20:21 So Jesus said to them again, “Peace be with you. Just as the Father has sent me, I also send you.”
1 tn Although the words “had gathered together” are omitted in some of the earliest and best
2 tn Grk “the doors were shut”; “locked” conveys a more appropriate idea for the modern English reader.
sn The fact that the disciples locked the doors is a perfectly understandable reaction to the events of the past few days. But what is the significance of the inclusion of this statement by the author? It is often taken to mean that Jesus, when he entered the room, passed through the closed doors. This may well be the case, but it may be assuming too much about our knowledge of the mode in which the resurrected body of Jesus exists. The text does not explicitly state how Jesus got through the closed doors. It is possible to assume that the doors opened of their own accord before him, or that he simply appeared in the middle of the room without passing through the doors at all. The point the author makes here is simply that the closed doors were no obstacle at all to the resurrected Jesus.
3 tn Grk “where they were.”
4 tn Or “the Jewish authorities”; Grk “the Jews.” In NT usage the term ᾿Ιουδαῖοι (Ioudaioi) may refer to the entire Jewish people, the residents of Jerusalem and surrounding territory, the authorities in Jerusalem, or merely those who were hostile to Jesus. (For further information see R. G. Bratcher, “‘The Jews’ in the Gospel of John,” BT 26 : 401-9.) Here the phrase refers to the Jewish leaders.
5 tn Grk “were inside”; the word “together” is implied.

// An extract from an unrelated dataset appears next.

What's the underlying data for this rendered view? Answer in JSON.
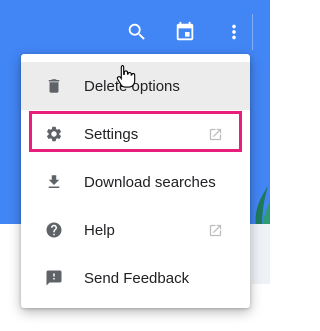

6 tn Grk “the doors were shut”; “locked” conveys a more appropriate idea for the modern English reader.
sn See the note on the phrase locked the doors in 20:19.